This world is and always was and always will be 
shattered by our sight.  Our very presence splinters 
the present into shards of light while we remain 
in the dark, while we wield words and glass with 
equal equanimity and impotence, like torches, 
like flashlights in a vacuum, poised on the edge 
as we are, staring into the only abyss we know,
the only place we can call home, the only hole
we can possibly hide in, and hide we must
or be shattered as well by our own splintering
vision.  Words, pixels, grains of silver or molecules 
of mercury-laced pigment licked from fingers all 
make us slowly mad as we suck the life from all
these little tasted bits and bytes, as we long to 
hold it all together--on the canvas, on the page,
on the screen--together with whatever is left
of any sanity the world has left to loan us. 

And is that all it comes down to?  A yes or 

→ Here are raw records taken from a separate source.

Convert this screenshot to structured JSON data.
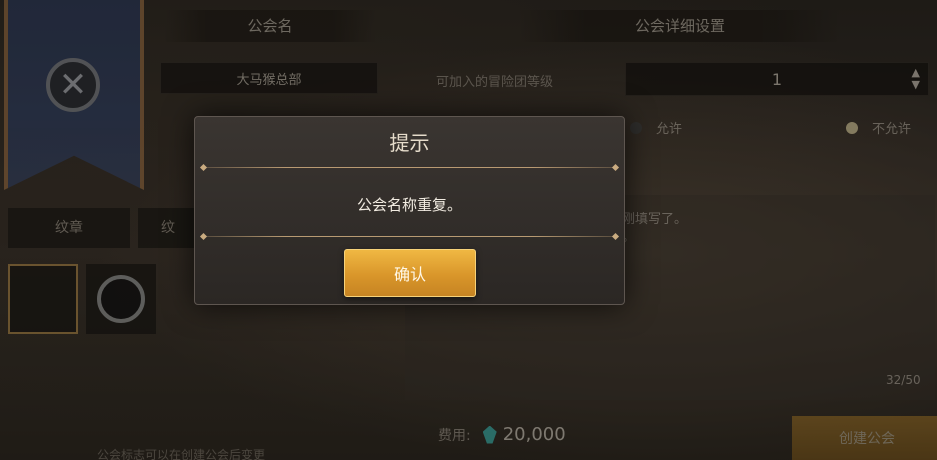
{
  "background": {
    "headers": {
      "guild_name": "公会名",
      "guild_details": "公会详细设置"
    },
    "guild_name_value": "大马猴总部",
    "join_level_label": "可加入的冒险团等级",
    "join_level_value": "1",
    "radios": {
      "allow": "允许",
      "disallow": "不允许"
    },
    "tabs": {
      "emblem": "纹章",
      "second": "纹"
    },
    "desc_lines": [
      "刚填写了。",
      "。"
    ],
    "char_count": "32/50",
    "cost_label": "费用:",
    "cost_amount": "20,000",
    "create_button": "创建公会",
    "footnote": "公会标志可以在创建公会后变更"
  },
  "dialog": {
    "title": "提示",
    "message": "公会名称重复。",
    "confirm_label": "确认"
  },
  "colors": {
    "accent": "#e0a030",
    "gem": "#3fb7b0"
  }
}
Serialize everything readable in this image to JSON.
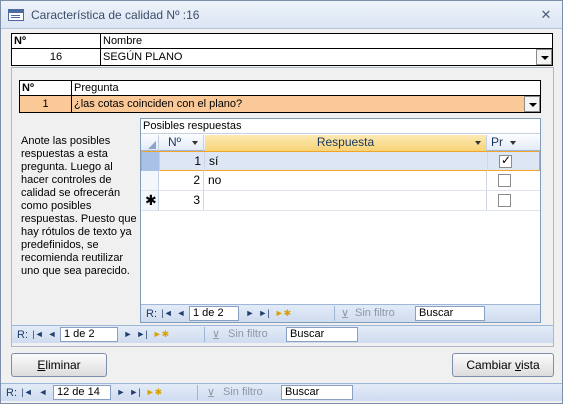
{
  "window": {
    "title": "Característica de calidad Nº :16",
    "close_glyph": "✕"
  },
  "caracteristica": {
    "num_label": "Nº Característica",
    "num_value": "16",
    "name_label": "Nombre",
    "name_value": "SEGÚN PLANO"
  },
  "pregunta": {
    "num_label": "Nº",
    "num_value": "1",
    "question_label": "Pregunta",
    "question_value": "¿las cotas coinciden con el plano?"
  },
  "help_text": "Anote las posibles respuestas a esta pregunta. Luego al hacer controles de calidad se ofrecerán como posibles respuestas. Puesto que hay rótulos de texto ya predefinidos, se recomienda reutilizar uno que sea parecido.",
  "subform": {
    "caption": "Posibles respuestas",
    "columns": [
      "Nº",
      "Respuesta",
      "Pr"
    ],
    "rows": [
      {
        "num": "1",
        "respuesta": "sí",
        "checked": true
      },
      {
        "num": "2",
        "respuesta": "no",
        "checked": false
      },
      {
        "num": "3",
        "respuesta": "",
        "checked": false
      }
    ],
    "new_row_glyph": "✱"
  },
  "nav_inner": {
    "record_label": "R:",
    "record_value": "1 de 2",
    "filter_label": "Sin filtro",
    "search_placeholder": "Buscar"
  },
  "nav_middle": {
    "record_label": "R:",
    "record_value": "1 de 2",
    "filter_label": "Sin filtro",
    "search_placeholder": "Buscar"
  },
  "nav_outer": {
    "record_label": "R:",
    "record_value": "12 de 14",
    "filter_label": "Sin filtro",
    "search_placeholder": "Buscar"
  },
  "buttons": {
    "delete_first": "E",
    "delete_rest": "liminar",
    "toggle_view_first": "Cambiar ",
    "toggle_view_mnemonic": "v",
    "toggle_view_rest": "ista"
  },
  "icons": {
    "nav_first": "|◄",
    "nav_prev": "◄",
    "nav_next": "►",
    "nav_last": "►|",
    "nav_new": "►✱",
    "nav_filter": "⊻",
    "dropdown": "chevron-down-icon"
  },
  "colors": {
    "selection_border": "#f2a52a",
    "header_accent": "#f8d377",
    "question_bg": "#fbc998"
  }
}
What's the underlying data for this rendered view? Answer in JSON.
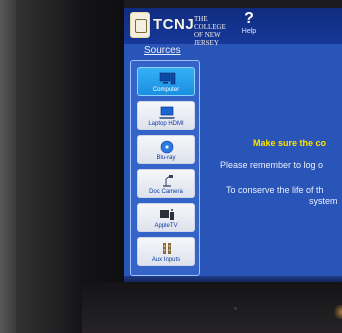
{
  "header": {
    "logo_text": "TCNJ",
    "logo_subtext": "THE COLLEGE OF NEW JERSEY",
    "help_icon": "?",
    "help_label": "Help"
  },
  "nav": {
    "sources_label": "Sources"
  },
  "sources": [
    {
      "label": "Computer",
      "icon": "computer-icon",
      "active": true
    },
    {
      "label": "Laptop HDMI",
      "icon": "laptop-icon",
      "active": false
    },
    {
      "label": "Blu-ray",
      "icon": "disc-icon",
      "active": false
    },
    {
      "label": "Doc Camera",
      "icon": "document-camera-icon",
      "active": false
    },
    {
      "label": "AppleTV",
      "icon": "apple-tv-icon",
      "active": false
    },
    {
      "label": "Aux Inputs",
      "icon": "aux-inputs-icon",
      "active": false
    }
  ],
  "messages": {
    "warning": "Make sure the co",
    "line1": "Please remember to log o",
    "line2": "To conserve the life of th",
    "line3": "system"
  },
  "colors": {
    "screen_bg": "#2a55b8",
    "header_bg": "#0f2c80",
    "warning_text": "#ffe300",
    "active_source": "#1b8ee0"
  }
}
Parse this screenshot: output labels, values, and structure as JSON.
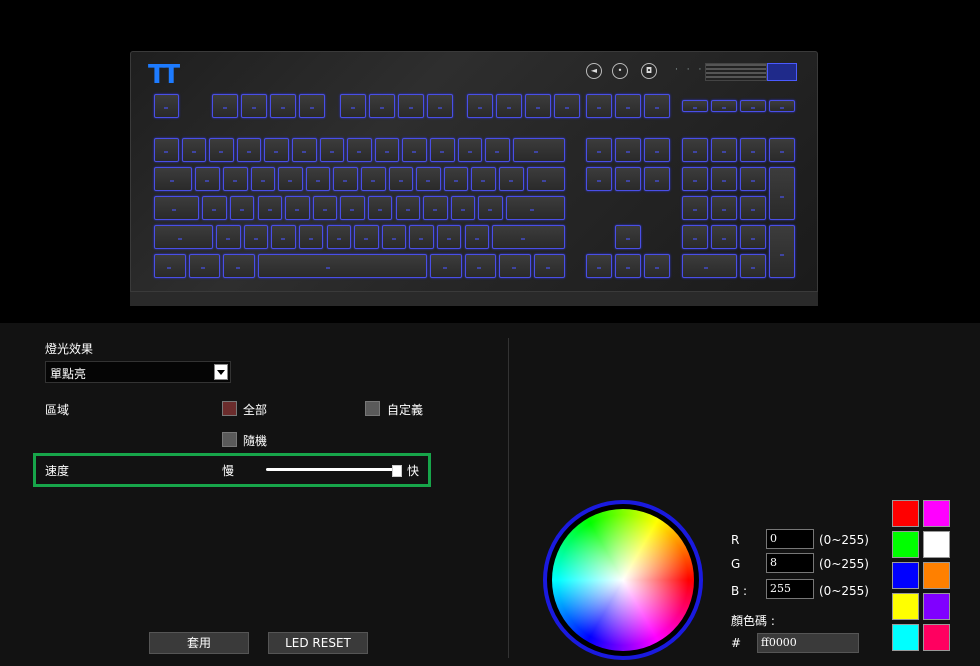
{
  "panel": {
    "effect_label": "燈光效果",
    "effect_value": "單點亮",
    "area_label": "區域",
    "opt_all": "全部",
    "opt_custom": "自定義",
    "opt_random": "隨機",
    "speed_label": "速度",
    "slow": "慢",
    "fast": "快",
    "speed_value": 1.0,
    "apply": "套用",
    "led_reset": "LED RESET"
  },
  "color": {
    "r_label": "R",
    "g_label": "G",
    "b_label": "B :",
    "r": "0",
    "g": "8",
    "b": "255",
    "range": "(0~255)",
    "code_label": "顏色碼 :",
    "hash": "#",
    "hex": "ff0000",
    "swatches": [
      "#ff0000",
      "#ff00ff",
      "#00ff00",
      "#ffffff",
      "#0000ff",
      "#ff8000",
      "#ffff00",
      "#8000ff",
      "#00ffff",
      "#ff0060"
    ]
  },
  "colors": {
    "highlight": "#17a54a",
    "key_glow": "#4a4fe6",
    "checked": "#6b2c2c"
  }
}
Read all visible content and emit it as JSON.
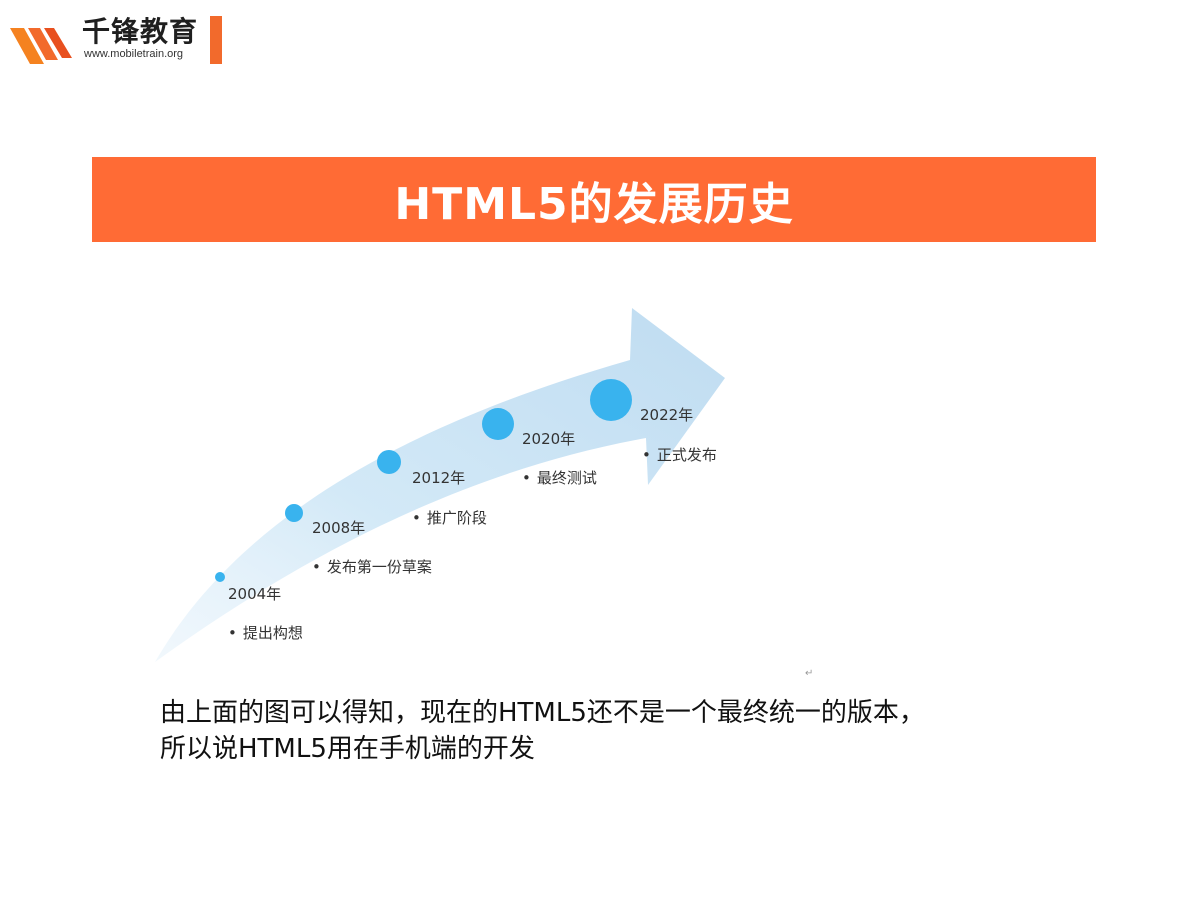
{
  "logo": {
    "brand_cn": "千锋教育",
    "url": "www.mobiletrain.org"
  },
  "slide": {
    "title": "HTML5的发展历史"
  },
  "timeline": {
    "milestones": [
      {
        "year": "2004年",
        "desc": "提出构想"
      },
      {
        "year": "2008年",
        "desc": "发布第一份草案"
      },
      {
        "year": "2012年",
        "desc": "推广阶段"
      },
      {
        "year": "2020年",
        "desc": "最终测试"
      },
      {
        "year": "2022年",
        "desc": "正式发布"
      }
    ],
    "bullet": "•",
    "corner_mark": "↵"
  },
  "summary": {
    "line1": "由上面的图可以得知，现在的HTML5还不是一个最终统一的版本，",
    "line2": "所以说HTML5用在手机端的开发"
  },
  "colors": {
    "accent": "#ff6b35",
    "arrow": "#cfe6f5",
    "dot": "#39b3ee"
  }
}
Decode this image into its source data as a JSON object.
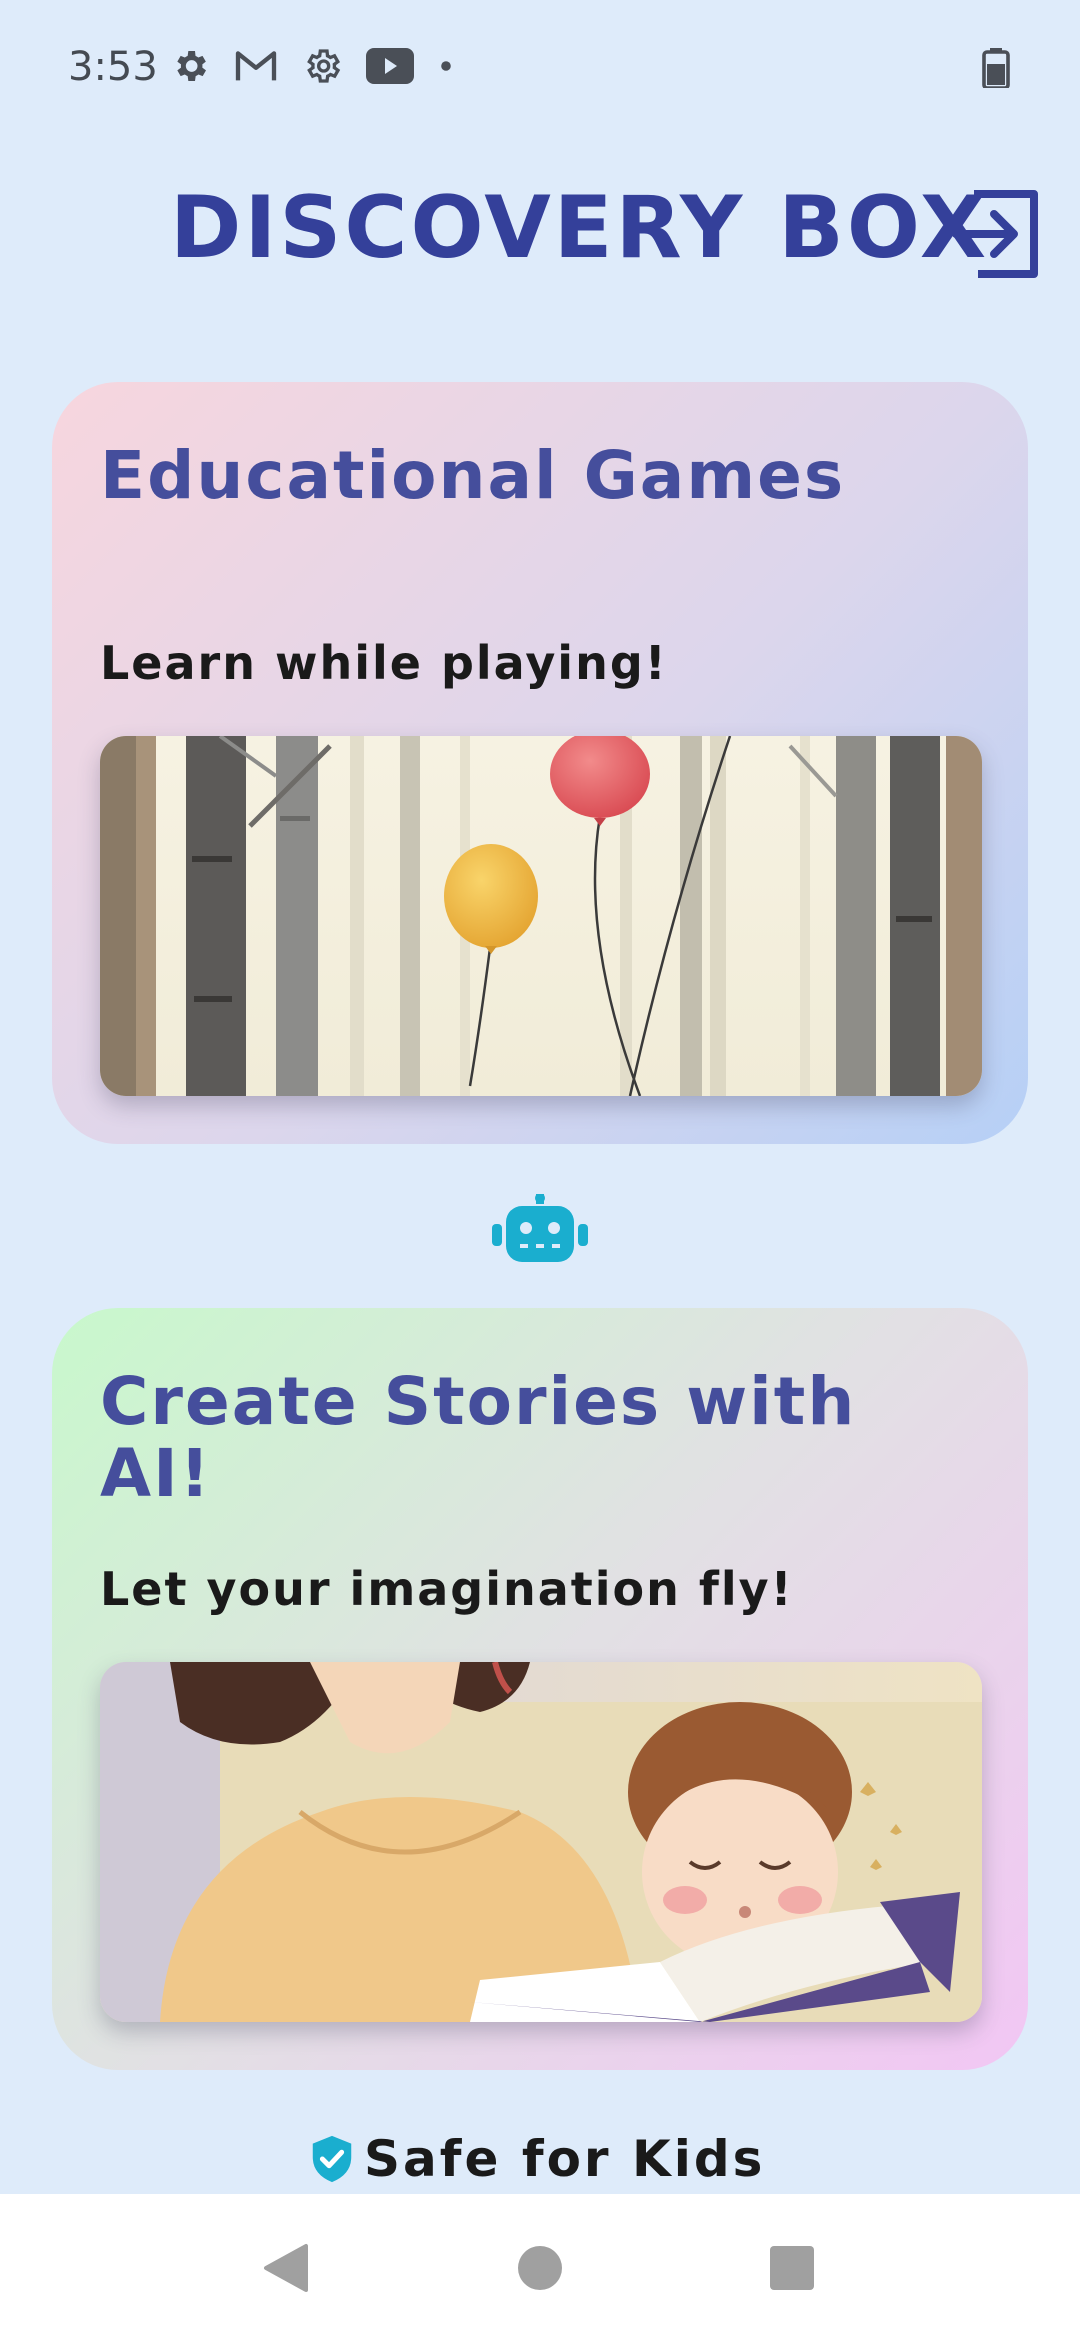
{
  "status_bar": {
    "time": "3:53",
    "icons": [
      "settings-icon",
      "gmail-icon",
      "settings-icon",
      "youtube-icon",
      "dot-icon"
    ],
    "battery_icon": "battery-icon"
  },
  "header": {
    "title": "DISCOVERY BOX",
    "logout_icon": "logout-icon"
  },
  "cards": [
    {
      "title": "Educational Games",
      "subtitle": "Learn while playing!",
      "image": "balloons-in-forest-illustration"
    },
    {
      "title": "Create Stories with AI!",
      "subtitle": "Let your imagination fly!",
      "image": "mother-reading-to-child-illustration"
    }
  ],
  "divider_icon": "robot-icon",
  "footer": {
    "badge_icon": "shield-check-icon",
    "badge_text": "Safe for Kids"
  },
  "nav_bar": {
    "buttons": [
      "back",
      "home",
      "recents"
    ]
  },
  "colors": {
    "background": "#deebfa",
    "title": "#34409a",
    "card_title": "#454e9c",
    "accent": "#1aaecf"
  }
}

a no?  A universally remote on or off, click 
or don't click and miss the moment either way?

We will miss the moment any way we can.  We
strive for new and interesting ways to miss 
the moment, anything to avoid staring that 
simple on/off switch in the face, one hand fighting 
to flip it up while the other tries to turn it around
into something (anything!) more, some other 
question that we might actually want to answer,  
some problem infinitely more complicated and 
therefore easier for us to grapple with, one more
substantial, one that we can talk ourselves around 
and around to anywhere but the truth of our
ignorance, the only truth we'll ever know 
in a world reduced to words on a plate.